It was touted as one of the finest hotels between New York and Miami, but its owner refused to rent rooms to black patrons. The Heart of Atlanta Motel, which opened on this day in 1956, would figure into the heart of a landmark civil rights case.
Located at 255 Courtland Street, the motel was owned by Atlanta attorney Moreton Rolleston, Jr., a staunch segregationist. When Congress passed the Civil Rights Act of 1964, which outlawed discrimination in privately owned hotels, motels, and restaurants, Rolleston sued, claiming that the act violated his rights as a private businessman.
Rolleston represented himself as the case worked its way through federal court. In the end, the Supreme Court ruled against the Heart of Atlanta. Justice Tom Clark wrote the Court's unanimous opinion that Congress did have the power under the Constitution's Commerce Clause to pass the sweeping antidiscrimination law.
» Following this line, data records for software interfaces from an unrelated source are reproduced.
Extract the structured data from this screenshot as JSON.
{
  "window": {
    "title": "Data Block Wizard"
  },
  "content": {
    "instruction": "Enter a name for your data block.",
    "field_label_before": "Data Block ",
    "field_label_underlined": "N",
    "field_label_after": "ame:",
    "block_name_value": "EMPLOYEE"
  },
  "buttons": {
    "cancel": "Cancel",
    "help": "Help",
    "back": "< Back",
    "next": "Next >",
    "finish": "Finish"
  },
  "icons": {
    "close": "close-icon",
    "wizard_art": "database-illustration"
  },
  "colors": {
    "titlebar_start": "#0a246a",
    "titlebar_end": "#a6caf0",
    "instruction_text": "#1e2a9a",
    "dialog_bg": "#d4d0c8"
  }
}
The decision led to the dismantling of segregation across the South, putting an end to the business of bigotry practiced at the Heart of Atlanta Motel when it opened on September 5, 1956, Today in Georgia History.
Today in Georgia History is a joint collaboration of the Georgia Historical Society & Georgia Public Broadcasting.